On June 1st, 2017, a team of CREATE graduates presented a poster at the Rodnick Colloquium on the ‘Race and Reproductive Justice’ workshop held in 2016. This piece has been abbreviated for purposes of publishing in the Beyond Training Blog. For the original version, including citations, click here.
Race and Reproductive Justice:
An argument for focused advocacy and implicit bias training in reproductive health curriculum
As a resident physician, I recall seeing a young Latina mother of 6 children for a second trimester prenatal visit. I checked in with my supervising physician before letting the patient go, and he said, as we were finishing up, “so, is she getting an IUD or a tubal after this delivery? See what you can do to convince her.”
Such well-intentioned, off handed, but woefully biased comments shaped many facets of my medical training. While believing that my attendings, now colleagues, are among the best patient advocates you will find, I also recognize the ways our biases seep into our work, and shape our care. As physicians, we are taught to present patients with multiple categorical identifiers (age, race, gender, etc.), and while attempting to locate a patient in a base of evidence, medical training itself may inadvertently reinforce biases. If we hope to offer truly non- prejudiced and equal care, we can start by identifying, exploring, and unpacking our own biases.
Implicit bias in reproductive health care
The field of reproductive health care suffers with clear and documented health disparities. In fact, in a country with a history of supporting eugenics programs and forced sterilizations, reproductive health care is perhaps one of the areas in which bias has been most troubling. It was just two decades ago when recipients of state welfare benefits were given cash bonuses for getting Norplant, a 5-year contraceptive implant, and one decade ago when inmates in California were coerced into sterilization.
Current research has shown that physicians are more likely to recommend LARC to poor women of color than to white women of the same socioeconomic status, that Latina women were more likely than white women to be counseled about sterilization, and that women of color were less likely to be counseled on or receive fertility treatments.
What can we do about it?
Our own implicit biases, built up and ingrained over lifetimes of exposure to media, family, friends, and professional environments, are clearly not absent in our doctor patient relationships. As a family medicine physician, reproductive health practitioner, advocate and educator, the idea that I might be treating people differently based on the color of their skin is horrifying. But the idea that one can be well meaning, committed to social justice, and rife with implicit bias all at the same time, does give one pause and a window for change.
To combat the learned categorization of our professional training, and the lifetimes of exposure to media and other racially biased systems, we at TEACH recently partnered with family medicine physicians from UCSF and Physicians for Reproductive Health to create a training for residents to explore their own implicit biases and then give them tools to better advocate around these disparities.
We held our training on a Saturday, with the implicit bias session first, followed by an advocacy session in the afternoon.

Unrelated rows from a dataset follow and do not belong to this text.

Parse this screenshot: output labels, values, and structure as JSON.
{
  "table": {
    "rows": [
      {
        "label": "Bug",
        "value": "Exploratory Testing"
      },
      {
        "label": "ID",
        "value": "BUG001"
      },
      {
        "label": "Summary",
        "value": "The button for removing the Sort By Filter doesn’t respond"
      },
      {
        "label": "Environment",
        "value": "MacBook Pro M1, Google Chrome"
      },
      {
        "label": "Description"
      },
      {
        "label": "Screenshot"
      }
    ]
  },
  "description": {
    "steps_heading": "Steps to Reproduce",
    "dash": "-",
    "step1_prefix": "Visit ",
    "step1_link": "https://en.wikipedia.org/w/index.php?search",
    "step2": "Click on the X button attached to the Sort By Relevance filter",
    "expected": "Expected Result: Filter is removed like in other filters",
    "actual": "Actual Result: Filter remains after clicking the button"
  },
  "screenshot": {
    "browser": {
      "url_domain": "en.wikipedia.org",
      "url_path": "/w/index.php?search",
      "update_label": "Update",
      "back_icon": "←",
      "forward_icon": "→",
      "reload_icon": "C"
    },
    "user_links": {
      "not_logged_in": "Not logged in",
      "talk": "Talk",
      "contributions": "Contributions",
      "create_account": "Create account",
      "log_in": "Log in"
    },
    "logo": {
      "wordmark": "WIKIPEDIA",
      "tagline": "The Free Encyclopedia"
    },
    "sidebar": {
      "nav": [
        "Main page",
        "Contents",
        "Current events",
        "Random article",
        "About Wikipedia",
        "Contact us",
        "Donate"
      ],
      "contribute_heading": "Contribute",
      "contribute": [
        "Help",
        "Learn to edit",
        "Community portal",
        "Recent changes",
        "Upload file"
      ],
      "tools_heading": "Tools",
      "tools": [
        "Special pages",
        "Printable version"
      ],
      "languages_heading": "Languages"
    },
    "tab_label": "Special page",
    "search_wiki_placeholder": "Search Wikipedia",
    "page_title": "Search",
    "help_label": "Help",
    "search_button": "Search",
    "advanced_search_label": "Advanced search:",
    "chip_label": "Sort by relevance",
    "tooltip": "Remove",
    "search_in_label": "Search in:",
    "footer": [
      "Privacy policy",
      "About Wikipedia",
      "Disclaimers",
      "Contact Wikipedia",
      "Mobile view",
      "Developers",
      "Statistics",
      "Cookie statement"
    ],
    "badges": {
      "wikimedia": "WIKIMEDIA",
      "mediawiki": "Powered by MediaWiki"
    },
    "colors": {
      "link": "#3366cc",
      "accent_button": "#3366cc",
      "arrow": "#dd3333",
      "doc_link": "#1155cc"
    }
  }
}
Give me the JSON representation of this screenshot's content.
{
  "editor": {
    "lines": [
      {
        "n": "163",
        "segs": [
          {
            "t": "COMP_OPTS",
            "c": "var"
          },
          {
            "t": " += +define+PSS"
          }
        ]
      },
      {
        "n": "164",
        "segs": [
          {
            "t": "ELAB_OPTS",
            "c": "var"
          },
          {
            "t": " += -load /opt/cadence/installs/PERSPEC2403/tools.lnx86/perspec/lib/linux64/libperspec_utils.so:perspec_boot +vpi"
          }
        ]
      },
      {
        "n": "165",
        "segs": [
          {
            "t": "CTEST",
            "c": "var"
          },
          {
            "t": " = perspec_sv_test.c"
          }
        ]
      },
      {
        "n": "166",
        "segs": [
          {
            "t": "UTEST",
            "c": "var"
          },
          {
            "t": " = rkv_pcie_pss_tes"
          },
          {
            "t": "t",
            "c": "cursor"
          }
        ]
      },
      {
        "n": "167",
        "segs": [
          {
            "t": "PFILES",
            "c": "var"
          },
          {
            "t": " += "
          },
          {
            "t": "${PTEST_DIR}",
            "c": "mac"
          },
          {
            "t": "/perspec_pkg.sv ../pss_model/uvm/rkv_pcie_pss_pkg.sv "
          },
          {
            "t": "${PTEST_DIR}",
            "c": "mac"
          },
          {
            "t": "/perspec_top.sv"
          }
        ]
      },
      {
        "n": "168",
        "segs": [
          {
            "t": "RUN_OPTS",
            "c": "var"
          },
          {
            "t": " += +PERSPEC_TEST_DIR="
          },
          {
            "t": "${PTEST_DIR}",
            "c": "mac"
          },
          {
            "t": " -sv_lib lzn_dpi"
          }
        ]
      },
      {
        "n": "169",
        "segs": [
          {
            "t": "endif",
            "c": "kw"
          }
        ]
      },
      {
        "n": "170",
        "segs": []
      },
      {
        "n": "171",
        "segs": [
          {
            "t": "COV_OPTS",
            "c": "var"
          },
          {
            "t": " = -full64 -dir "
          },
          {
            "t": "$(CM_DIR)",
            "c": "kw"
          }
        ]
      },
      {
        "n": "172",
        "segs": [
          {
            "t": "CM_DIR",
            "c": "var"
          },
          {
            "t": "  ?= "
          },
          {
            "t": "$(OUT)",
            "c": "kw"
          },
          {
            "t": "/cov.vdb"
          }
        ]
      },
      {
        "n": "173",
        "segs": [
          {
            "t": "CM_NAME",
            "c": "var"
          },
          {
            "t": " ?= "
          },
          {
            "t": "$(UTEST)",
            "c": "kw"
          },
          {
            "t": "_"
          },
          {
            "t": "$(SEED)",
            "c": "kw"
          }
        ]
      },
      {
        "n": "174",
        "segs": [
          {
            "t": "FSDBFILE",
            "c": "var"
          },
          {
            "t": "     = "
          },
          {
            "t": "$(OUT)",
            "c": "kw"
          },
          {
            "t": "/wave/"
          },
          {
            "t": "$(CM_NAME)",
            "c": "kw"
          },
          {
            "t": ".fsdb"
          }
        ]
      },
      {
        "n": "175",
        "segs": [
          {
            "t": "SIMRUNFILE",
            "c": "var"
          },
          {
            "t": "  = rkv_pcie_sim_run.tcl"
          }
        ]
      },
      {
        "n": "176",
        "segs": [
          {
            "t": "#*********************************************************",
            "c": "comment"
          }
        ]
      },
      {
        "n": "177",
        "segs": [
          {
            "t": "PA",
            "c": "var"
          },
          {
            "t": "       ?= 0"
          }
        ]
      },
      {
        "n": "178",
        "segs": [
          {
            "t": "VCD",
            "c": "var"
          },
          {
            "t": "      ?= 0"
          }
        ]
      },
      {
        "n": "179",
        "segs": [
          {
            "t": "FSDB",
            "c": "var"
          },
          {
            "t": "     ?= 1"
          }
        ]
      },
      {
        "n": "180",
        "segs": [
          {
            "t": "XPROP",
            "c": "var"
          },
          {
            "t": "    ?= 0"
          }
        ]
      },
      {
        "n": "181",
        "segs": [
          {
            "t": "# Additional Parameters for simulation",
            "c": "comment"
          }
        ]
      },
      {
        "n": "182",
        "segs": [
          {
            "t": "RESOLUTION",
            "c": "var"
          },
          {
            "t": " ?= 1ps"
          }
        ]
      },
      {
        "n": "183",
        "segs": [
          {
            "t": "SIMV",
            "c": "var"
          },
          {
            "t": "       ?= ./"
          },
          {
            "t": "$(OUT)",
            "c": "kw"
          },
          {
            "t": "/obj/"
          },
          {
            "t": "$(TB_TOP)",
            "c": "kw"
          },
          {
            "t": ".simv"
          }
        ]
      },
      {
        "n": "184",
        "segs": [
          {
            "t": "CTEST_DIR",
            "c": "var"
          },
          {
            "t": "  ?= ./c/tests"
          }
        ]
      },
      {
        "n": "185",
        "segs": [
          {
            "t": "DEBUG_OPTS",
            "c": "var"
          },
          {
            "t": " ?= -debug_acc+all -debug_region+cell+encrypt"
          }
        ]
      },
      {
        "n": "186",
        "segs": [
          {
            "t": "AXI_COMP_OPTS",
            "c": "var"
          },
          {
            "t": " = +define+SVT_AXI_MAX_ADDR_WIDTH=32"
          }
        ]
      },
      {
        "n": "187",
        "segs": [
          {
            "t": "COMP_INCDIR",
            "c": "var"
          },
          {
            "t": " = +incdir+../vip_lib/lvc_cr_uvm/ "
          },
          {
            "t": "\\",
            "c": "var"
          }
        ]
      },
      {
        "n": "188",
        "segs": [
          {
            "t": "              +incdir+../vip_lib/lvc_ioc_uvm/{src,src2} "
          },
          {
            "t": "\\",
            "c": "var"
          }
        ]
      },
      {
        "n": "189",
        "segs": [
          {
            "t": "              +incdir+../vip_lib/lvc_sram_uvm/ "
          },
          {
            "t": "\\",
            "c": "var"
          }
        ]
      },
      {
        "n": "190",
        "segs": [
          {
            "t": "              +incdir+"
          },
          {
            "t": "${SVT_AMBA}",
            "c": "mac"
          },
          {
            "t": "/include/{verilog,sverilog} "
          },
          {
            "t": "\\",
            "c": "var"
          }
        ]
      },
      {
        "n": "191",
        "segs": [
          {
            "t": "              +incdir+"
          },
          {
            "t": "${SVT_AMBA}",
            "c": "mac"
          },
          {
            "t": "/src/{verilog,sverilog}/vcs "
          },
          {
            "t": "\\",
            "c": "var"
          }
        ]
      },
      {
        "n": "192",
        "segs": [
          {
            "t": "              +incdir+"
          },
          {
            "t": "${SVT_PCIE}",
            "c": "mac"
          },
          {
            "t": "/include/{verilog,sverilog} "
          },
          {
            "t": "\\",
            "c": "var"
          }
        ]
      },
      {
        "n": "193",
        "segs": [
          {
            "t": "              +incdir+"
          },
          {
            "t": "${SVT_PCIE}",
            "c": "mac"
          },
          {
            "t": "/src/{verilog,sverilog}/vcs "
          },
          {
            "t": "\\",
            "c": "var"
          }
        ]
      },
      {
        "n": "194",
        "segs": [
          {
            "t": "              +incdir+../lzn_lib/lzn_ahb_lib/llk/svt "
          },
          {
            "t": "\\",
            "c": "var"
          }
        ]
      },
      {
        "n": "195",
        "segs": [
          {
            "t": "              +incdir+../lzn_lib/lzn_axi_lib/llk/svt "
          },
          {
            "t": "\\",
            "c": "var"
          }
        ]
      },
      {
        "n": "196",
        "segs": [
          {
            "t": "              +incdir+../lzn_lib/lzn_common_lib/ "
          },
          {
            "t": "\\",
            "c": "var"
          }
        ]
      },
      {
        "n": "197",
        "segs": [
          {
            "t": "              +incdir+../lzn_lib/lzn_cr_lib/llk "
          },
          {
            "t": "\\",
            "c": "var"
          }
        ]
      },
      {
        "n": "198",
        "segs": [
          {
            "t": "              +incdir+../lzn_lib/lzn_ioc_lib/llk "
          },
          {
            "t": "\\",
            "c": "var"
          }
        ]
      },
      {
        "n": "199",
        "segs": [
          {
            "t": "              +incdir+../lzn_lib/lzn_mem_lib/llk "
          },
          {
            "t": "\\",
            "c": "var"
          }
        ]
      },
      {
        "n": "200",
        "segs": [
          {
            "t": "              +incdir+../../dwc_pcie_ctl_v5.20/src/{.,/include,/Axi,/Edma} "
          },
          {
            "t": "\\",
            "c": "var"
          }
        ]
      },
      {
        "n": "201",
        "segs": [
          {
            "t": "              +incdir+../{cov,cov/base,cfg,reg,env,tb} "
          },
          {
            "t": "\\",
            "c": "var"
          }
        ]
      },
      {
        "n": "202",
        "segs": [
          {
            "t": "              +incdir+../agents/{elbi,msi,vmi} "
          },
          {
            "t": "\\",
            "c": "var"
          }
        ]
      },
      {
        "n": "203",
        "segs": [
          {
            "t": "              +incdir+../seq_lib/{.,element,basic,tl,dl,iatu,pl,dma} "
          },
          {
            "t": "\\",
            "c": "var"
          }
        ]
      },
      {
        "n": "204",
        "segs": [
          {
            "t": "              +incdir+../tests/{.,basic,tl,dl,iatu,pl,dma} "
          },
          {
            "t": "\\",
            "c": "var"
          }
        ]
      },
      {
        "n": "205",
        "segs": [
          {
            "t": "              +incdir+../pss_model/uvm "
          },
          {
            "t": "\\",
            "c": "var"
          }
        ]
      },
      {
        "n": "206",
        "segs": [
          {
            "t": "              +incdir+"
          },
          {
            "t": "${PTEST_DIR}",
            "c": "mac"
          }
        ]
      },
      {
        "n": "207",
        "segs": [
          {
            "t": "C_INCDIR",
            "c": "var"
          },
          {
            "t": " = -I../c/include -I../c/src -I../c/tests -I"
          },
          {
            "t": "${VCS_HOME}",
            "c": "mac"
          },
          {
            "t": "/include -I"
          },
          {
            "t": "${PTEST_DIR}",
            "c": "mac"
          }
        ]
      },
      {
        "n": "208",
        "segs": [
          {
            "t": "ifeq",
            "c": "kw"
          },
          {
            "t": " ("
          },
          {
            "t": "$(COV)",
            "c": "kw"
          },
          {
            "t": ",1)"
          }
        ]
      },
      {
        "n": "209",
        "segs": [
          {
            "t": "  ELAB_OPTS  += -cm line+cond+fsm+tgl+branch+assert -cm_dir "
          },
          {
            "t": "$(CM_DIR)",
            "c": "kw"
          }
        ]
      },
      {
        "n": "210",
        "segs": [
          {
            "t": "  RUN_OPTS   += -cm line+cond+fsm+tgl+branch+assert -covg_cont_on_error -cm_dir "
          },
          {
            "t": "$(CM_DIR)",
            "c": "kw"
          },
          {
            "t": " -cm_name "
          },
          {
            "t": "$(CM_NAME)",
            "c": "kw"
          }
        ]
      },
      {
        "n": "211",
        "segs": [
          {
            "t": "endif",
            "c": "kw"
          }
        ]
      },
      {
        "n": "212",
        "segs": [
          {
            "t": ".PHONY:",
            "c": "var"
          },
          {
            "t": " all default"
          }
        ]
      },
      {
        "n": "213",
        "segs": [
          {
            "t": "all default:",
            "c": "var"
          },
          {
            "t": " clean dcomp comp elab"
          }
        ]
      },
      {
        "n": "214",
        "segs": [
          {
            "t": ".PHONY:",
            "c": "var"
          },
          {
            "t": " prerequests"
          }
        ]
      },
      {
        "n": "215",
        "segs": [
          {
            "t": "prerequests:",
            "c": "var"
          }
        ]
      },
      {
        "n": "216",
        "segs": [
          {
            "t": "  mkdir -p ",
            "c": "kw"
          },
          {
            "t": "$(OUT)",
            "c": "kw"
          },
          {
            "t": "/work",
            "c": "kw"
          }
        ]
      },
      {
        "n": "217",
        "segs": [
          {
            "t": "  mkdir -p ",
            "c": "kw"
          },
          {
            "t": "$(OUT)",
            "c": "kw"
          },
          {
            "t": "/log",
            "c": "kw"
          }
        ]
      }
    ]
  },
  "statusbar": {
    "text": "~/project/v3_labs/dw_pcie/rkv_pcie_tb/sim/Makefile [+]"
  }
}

TEACH invited two family medicine doctors to facilitate their anti-oppression workshop on unconscious bias and allyship for health professionals. They customized the workshop to address specific issues in reproductive healthcare.
Participants in this pilot seminar generally reported, on the likert scale surveys, increased comfort with concepts of implicit bias, tools to effectively manage situations where prejudice, power and privilege are involved, physician advocacy, and using patient stories to form advocacy messages.

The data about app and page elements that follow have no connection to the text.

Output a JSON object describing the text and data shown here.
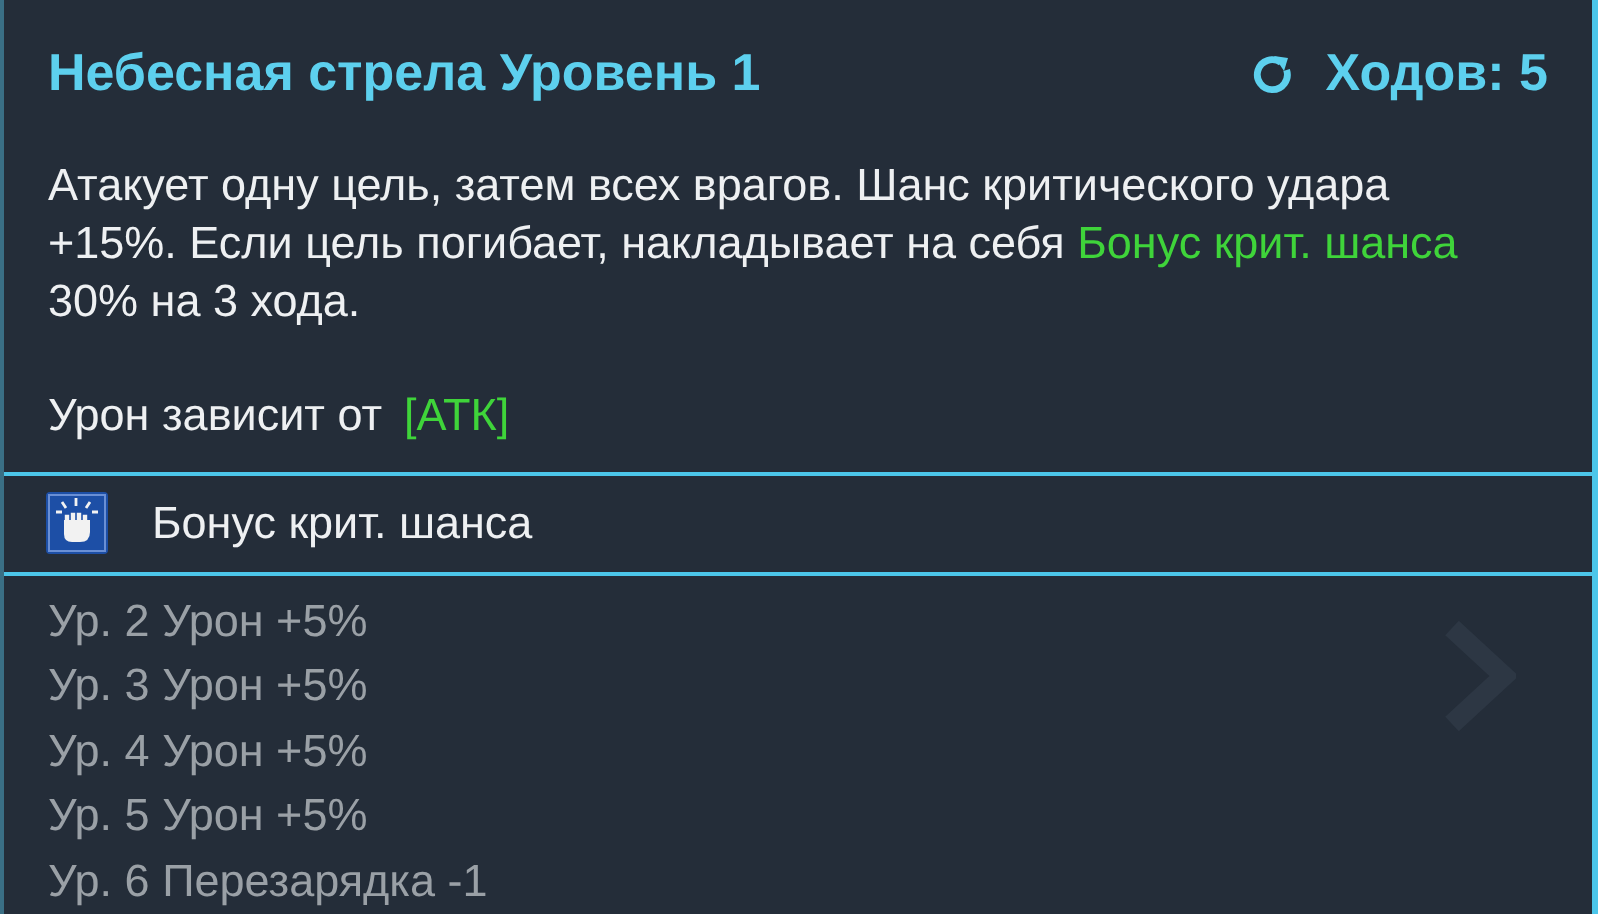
{
  "skill": {
    "title": "Небесная стрела Уровень 1",
    "turns": "Ходов: 5"
  },
  "description": [
    {
      "text": "Атакует одну цель, затем всех врагов. Шанс критического удара +15%. Если цель погибает, накладывает на себя ",
      "highlight": false
    },
    {
      "text": "Бонус крит. шанса",
      "highlight": true
    },
    {
      "text": " 30% на 3 хода.",
      "highlight": false
    }
  ],
  "damage": {
    "label": "Урон зависит от",
    "stat": "[АТК]"
  },
  "buff": {
    "name": "Бонус крит. шанса"
  },
  "upgrades": [
    "Ур. 2 Урон +5%",
    "Ур. 3 Урон +5%",
    "Ур. 4 Урон +5%",
    "Ур. 5 Урон +5%",
    "Ур. 6 Перезарядка -1"
  ]
}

In reflecting on the most helpful aspects of the training, one resident said they gained a “deeper understanding of all the concepts from implicit bias to advocacy and concrete tools to build on each of these for the future.” Several other residents reflected that the case examples and opportunities for discussion in the implicit bias training were the most helpful part. One resident wrote that it was “the discussion points of my colleagues, and the sharing of the personal perspectives” that was most helpful.
Bias among even well-intentioned healthcare professionals is real, and while not the primary driver of health disparities, it certainly contributes. Exploring our own biases can be the first step to tearing down the systems of oppression that affect us all. This Race and Reproductive Justice training gave residents a greater understanding of implicit bias and tools for advocacy, with a focus on reproductive justice. This seminar is an incremental but important step in residency education to combat the structural racism affecting our patients daily.
We hope to continue offering this workshop as part of the advanced training and leadership curriculum (CREATE) here at TEACH.
– Dr. Baltrushes-Hughes
Diana Wu, MD
Lamericie St. Saint-Hilaire, MD